Overall, fiduciary responsibility is likely to reshape the MSP industry, making MSPs more accountable for the security and data privacy of their clients. At the same time, this will help to raise standards across the industry and ensure that MSPs are meeting the needs of their clients in a rapidly changing cybersecurity landscape.
Will Clients Wake Up to the Importance of Having an MSP Like They Have a CPA?
Clients are already waking up to the importance of having an MSP. In the same way that they have a CPA to ensure the financial compliance of their business, more and more businesses are beginning to realize that they need an MSP to ensure the compliance of their data and systems.
As data privacy regulations continue to evolve, we expect fiduciary responsibility to play an increasingly important role in the MSP industry. Clients are starting to realize that they need a trusted partner who can help them navigate these complex regulatory landscapes and keep their data secure.
Many businesses are also recognizing that having an internal IT team is not enough – they need the specialized support and expertise that MSPs can provide. This means that clients are increasingly looking to partner with MSPs who can take on fiduciary responsibility for their systems and data, helping them to meet regulatory requirements and mitigate the risks associated with cyberattacks.
“Clients that have come to us after suffering a breach already understand how important the right MSP is, as anyone who has been through the process of dealing with a breach knows how badly it can interrupt their operations, and how much money and time it can cost,” said Freund.

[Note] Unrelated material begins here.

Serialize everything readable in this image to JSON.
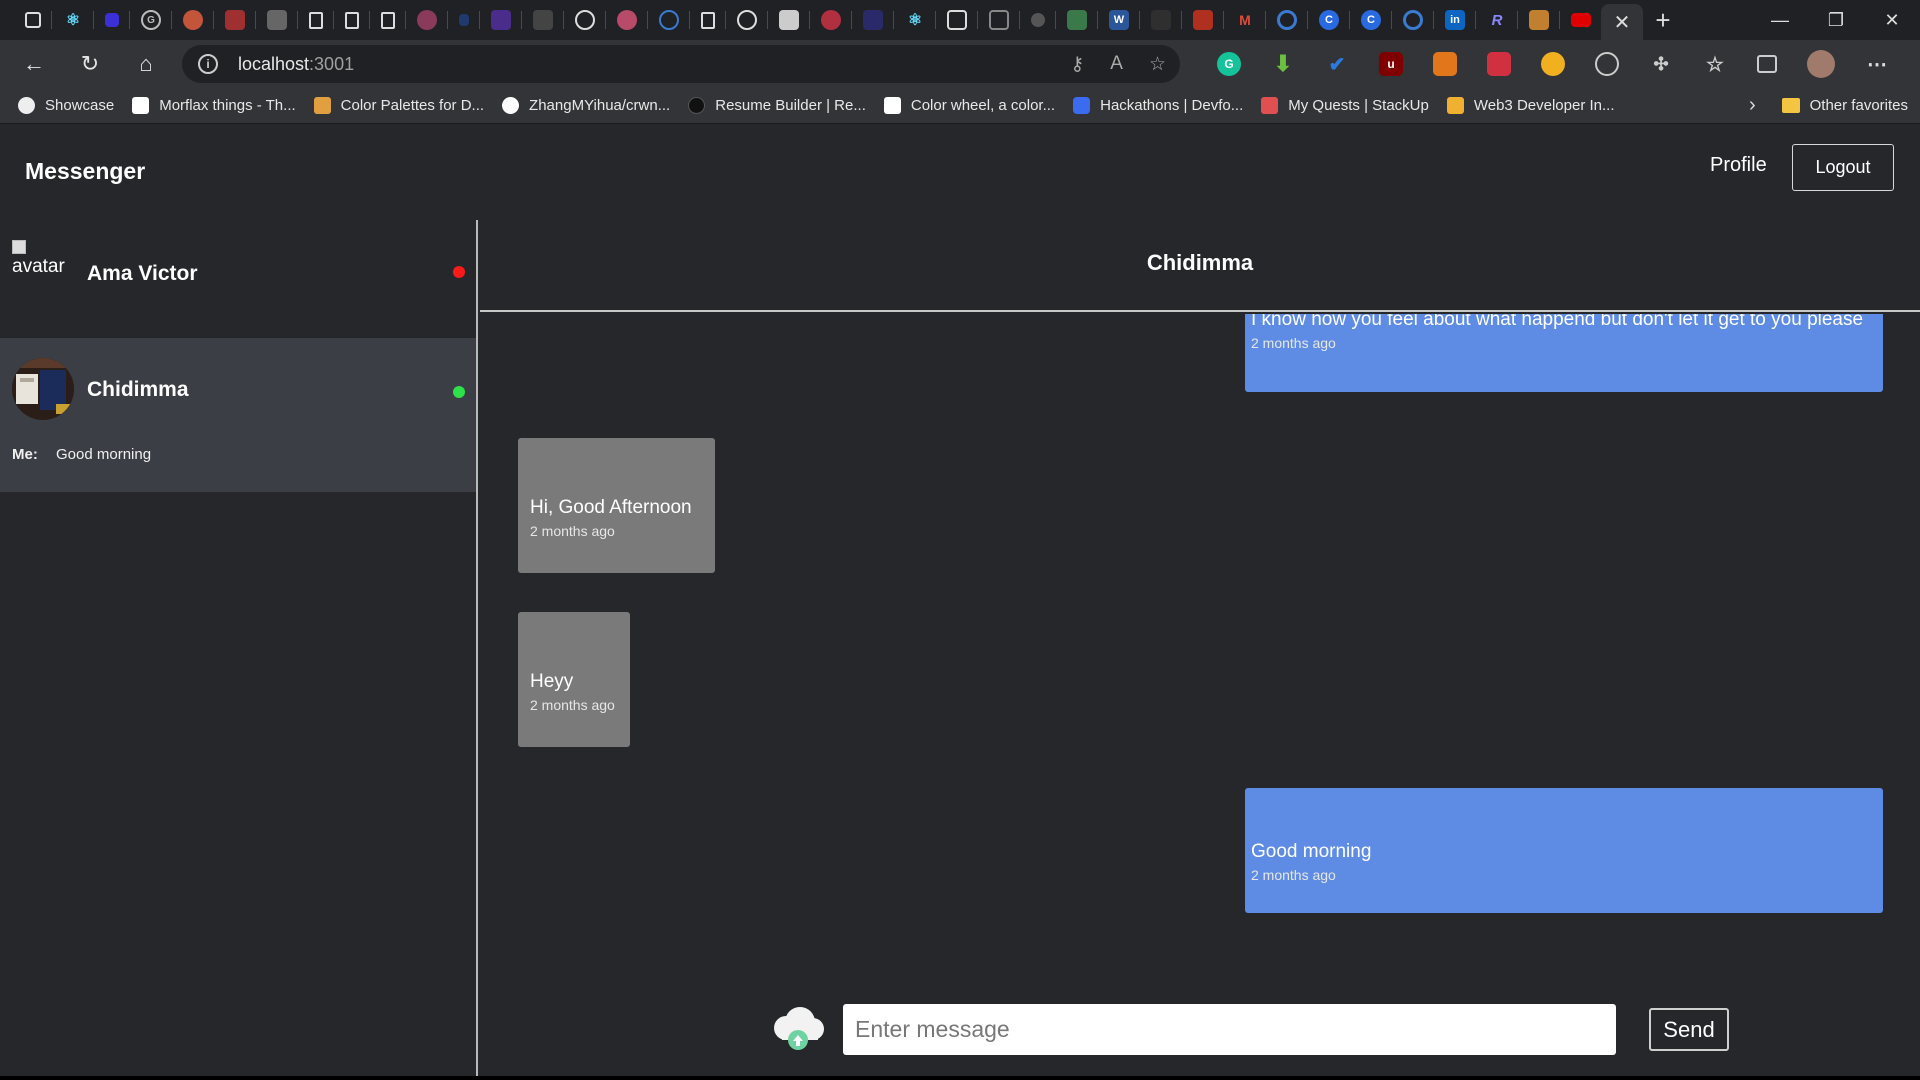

Overall, it seems clear that clients are beginning to understand the importance of working with an MSP. As fiduciary responsibility becomes more common, we can expect to see even more businesses waking up to the need for an MSP to help them protect their data and systems.